S&DCE: Do you find that the students coming into your program are generally well-equipped with the technology skills they need?
Mentzer: They're much more technically capable than they've ever been. Again, we teach a tools class, and we presume when they come to that class that they already know how to use a word-processing package like Word. We do personal skills development, making sure they know about PowerPoint as part of their presentation skills. They learn how to use Excel, because many companies do all their forecasting in Excel. And our students do a lot of work with Access so they have an integral knowledge of database management, since most companies don't know how to take all the data they've got and turn it into information they can use to make decisions.
Beyond these basics, we want to make sure they're familiar with at least one of the commercial demand planning packages, one of the commercial enterprise resource planning packages, an inventory management system, a warehouse management system and a transportation management system. They'll go to work for a company that might have some other package, but at least they know how to take what they've learned and get up to speed on a new package.
S&DCE: So part of your job is to just make them open to the idea that you can apply technology to solve some of these problems.
Mentzer: Yes, we're not teaching a particular package, but we make sure they have experience with all the different categories of software.
S&DCE: Is part of the challenge for you and your colleagues on the faculty that the technology is evolving so rapidly?
Mentzer: I kid one of my neighbors who's a history professor that he just had to develop one good lecture on the Battle of Gettysburg and he can milk that puppy for 30 years, whereas every semester I have to throw away all my notes and start over again. And it's not just because of the technology. Supply chain management is changing, too. For example, the changes in the transportation infrastructure in this country over the last five years are not just a logistics issue; they affect the relationships between suppliers and customers and their transportation providers, and that's supply chain management. Anybody who is teaching supply chain management that thinks they're going to be able to walk into class with their yellow-edged notes that they've been using for 20 years is fooling themselves. The landscape of supply chain management is changing at a rapid pace and, if anything, the change in technology is faster.
S&DCE: Do you find that students want to rely too much on the technology, figuring that the software's going to solve the problem for them as opposed to the hard work of learning the principles behind the technology
Mentzer: I always tell my MBA students that if they want to be successful, they've got to be timely and timeless. "Timely" means you've got to always know the latest technology that's going to give you a competitive advantage.
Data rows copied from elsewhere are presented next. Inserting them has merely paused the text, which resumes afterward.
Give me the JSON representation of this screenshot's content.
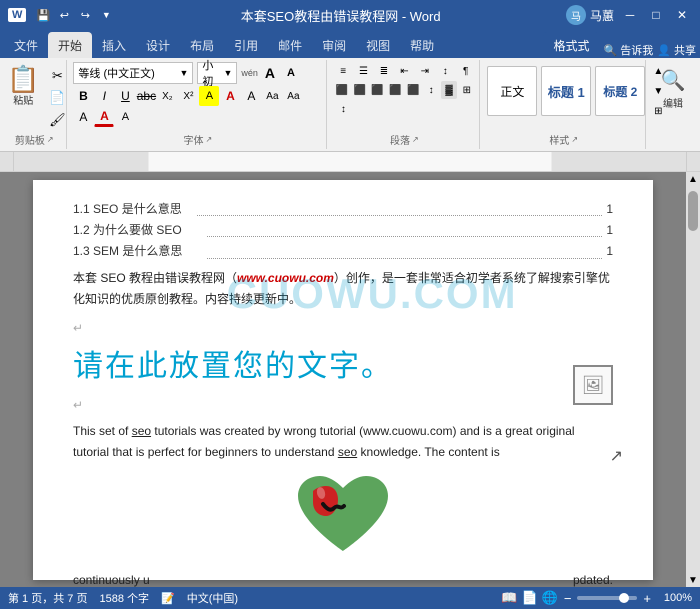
{
  "titlebar": {
    "title": "本套SEO教程由错误教程网 - Word",
    "app_name": "Word",
    "quick_access": [
      "save",
      "undo",
      "redo",
      "customize"
    ],
    "user": "马蕙",
    "window_controls": [
      "minimize",
      "restore",
      "close"
    ]
  },
  "ribbon": {
    "tabs": [
      "文件",
      "开始",
      "插入",
      "设计",
      "布局",
      "引用",
      "邮件",
      "审阅",
      "视图",
      "帮助",
      "格式式"
    ],
    "active_tab": "开始",
    "groups": {
      "clipboard": {
        "label": "剪贴板",
        "paste_label": "粘贴"
      },
      "font": {
        "label": "字体",
        "font_name": "等线 (中文正文)",
        "font_size": "小初",
        "wen_label": "wén",
        "A_label": "A"
      },
      "paragraph": {
        "label": "段落"
      },
      "styles": {
        "label": "样式"
      },
      "editing": {
        "label": "编辑"
      }
    },
    "right_buttons": [
      "告诉我",
      "共享"
    ]
  },
  "document": {
    "toc": [
      {
        "text": "1.1 SEO 是什么意思",
        "dots": "................................................................................",
        "page": "1"
      },
      {
        "text": "1.2 为什么要做 SEO",
        "dots": "...............................................................................",
        "page": "1"
      },
      {
        "text": "1.3 SEM 是什么意思",
        "dots": "...............................................................................",
        "page": "1"
      }
    ],
    "watermark": "CUOWU.COM",
    "intro_text": "本套 SEO 教程由错误教程网（",
    "intro_link": "www.cuowu.com",
    "intro_text2": "）创作，是一套非常适合初学者系统了解搜索引擎优化知识的优质原创教程。内容持续更新中。",
    "placeholder_text": "请在此放置您的文字。",
    "en_text": "This set of seo tutorials was created by wrong tutorial (www.cuowu.com) and is a great original tutorial that is perfect for beginners to understand seo knowledge. The content is",
    "bottom_left": "continuously u",
    "bottom_right": "pdated.",
    "image_icon": "🖼"
  },
  "statusbar": {
    "page_info": "第 1 页，共 7 页",
    "word_count": "1588 个字",
    "track_icon": "📝",
    "language": "中文(中国)",
    "zoom": "100%",
    "view_buttons": [
      "阅读",
      "页面",
      "网页"
    ]
  }
}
But don't forget that the technology is only there to make it easier for you to apply the basic principles of supply chain management. You've got to understand what your customers value and deliver it to them, and you've got to do it in such a way that your supply chain partners' customers and suppliers get value as well, or they're not going to be your partners. You've got to manage the demand as it flows up the supply chain, you've got to manage inventory as it flows down the supply chain. You've got to manage the transportation function as well as the warehousing function to store the goods when they're not moving. Those are basic supply chain management principles that existed for a long time before I started teaching, and the technology just supports those principles. One of the bumper sticker terms I use with my students is, "Systems are templates that you lay over the top of processes," and what I'm saying is, make sure you understand the principles that drive the processes, get your processes right and then worry about the technology.